This page contains information on a multipoint method for finding QTL in outbred populations descended from crosses between inbred lines. See
The technique has been used to map five QTL for emotionality in an outbred mouse population. The method is implemented in a C-program called HAPPY, which is available for download, and via our happy web-server. There is now an R version of HAPPY.
Most phenotypes of medical importance can be measured quantitatively, and in many cases the genetic contribution is substantial, accounting for 40% or more of the phenotypic variance. Considerable efforts have been made to isolate the genes responsible for quantitative genetic variation in human populations, but with little success, mostly because genetic loci contributing to quantitative traits (quantitative trait loci, QTL) have only a small effect on the phenotype. Association studies have been proposed as the most appropriate method for finding the genes that influence complex traits. However, family-based studies may not provide the resolution needed for positional cloning, unless they are very large, while environmental or genetic differences between cases and controls may confound population-based association studies.
These difficulties have led to the study of animal models of human traits. Studies using experimental crosses between inbred animal strains have been successful in mapping QTLs with effects on a number of different phenotypes, including behaviour, but attempts to fine-map QTLs in animals have often foundered on the discovery that a single QTL of large effect was in fact due to multiple loci of small effect positioned within the same chromosomal region. A further potential difficulty with detecting QTLs between inbred crosses is the significant reduction in genetic heterogeneity compared to the total genetic variation present in animal populations: a QTL segregating in the wild need not be present in the experimental cross.
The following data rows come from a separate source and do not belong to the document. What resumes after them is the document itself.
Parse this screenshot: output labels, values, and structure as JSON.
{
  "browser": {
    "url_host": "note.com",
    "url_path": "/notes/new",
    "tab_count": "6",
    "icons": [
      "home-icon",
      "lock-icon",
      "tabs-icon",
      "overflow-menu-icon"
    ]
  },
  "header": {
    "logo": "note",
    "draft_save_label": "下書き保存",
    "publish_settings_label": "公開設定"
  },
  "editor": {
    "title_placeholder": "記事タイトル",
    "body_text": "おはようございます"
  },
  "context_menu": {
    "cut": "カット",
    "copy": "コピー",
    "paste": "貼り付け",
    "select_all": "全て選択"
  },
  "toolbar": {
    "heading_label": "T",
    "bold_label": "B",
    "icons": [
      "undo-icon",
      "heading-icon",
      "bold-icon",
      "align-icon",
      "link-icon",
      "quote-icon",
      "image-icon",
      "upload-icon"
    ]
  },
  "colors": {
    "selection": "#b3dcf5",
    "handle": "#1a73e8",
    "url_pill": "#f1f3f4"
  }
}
In an attempt to circumvent the difficulties encountered with inbred crosses, we have been using a genetically heterogeneous stock (HS) of mice for which the ancestry is known. The heterogeneous stock was established from an 8 way cross of C57BL, BALB/c, RIII, AKR, DBA/2, I, A and C3H/2 inbred strains. Since its foundation 30 years ago, the stock has been maintained by breeding from 40 pairs and, at the time of this experiment, was in its 60th generation. Thus each chromosome from an HS animal is a fine-grained genetic mosaic of the founder strains, with an average distance between recombinants of 1/60 or 1.7 cM.
Theoretically, the HS offers at least a 30 fold increase in resolution for QTL mapping compared to an F2 intercross. The high level of recombination means that fine-mapping is possible using a relatively small number of animals; for QTLs of small to moderate effect, mapping to under 0.5 cM is possible with fewer than 2,000 animals. The large number of founders increases the genetic heterogeneity, and in theory one can map all QTLs that account for progenitor strain genetic differences. Potentially, the use of the HS offers a substantial improvement over current methods for QTL mapping.
HAPPY was written to find QTLs in HS animals. It uses a multipoint analysis which offers significant improvements in statistical power to detect QTLs over that achieved by single-marker association. Further details can be found in Proc. Natl. Acad. Sci. USA, 10.1073/pnas.230304397.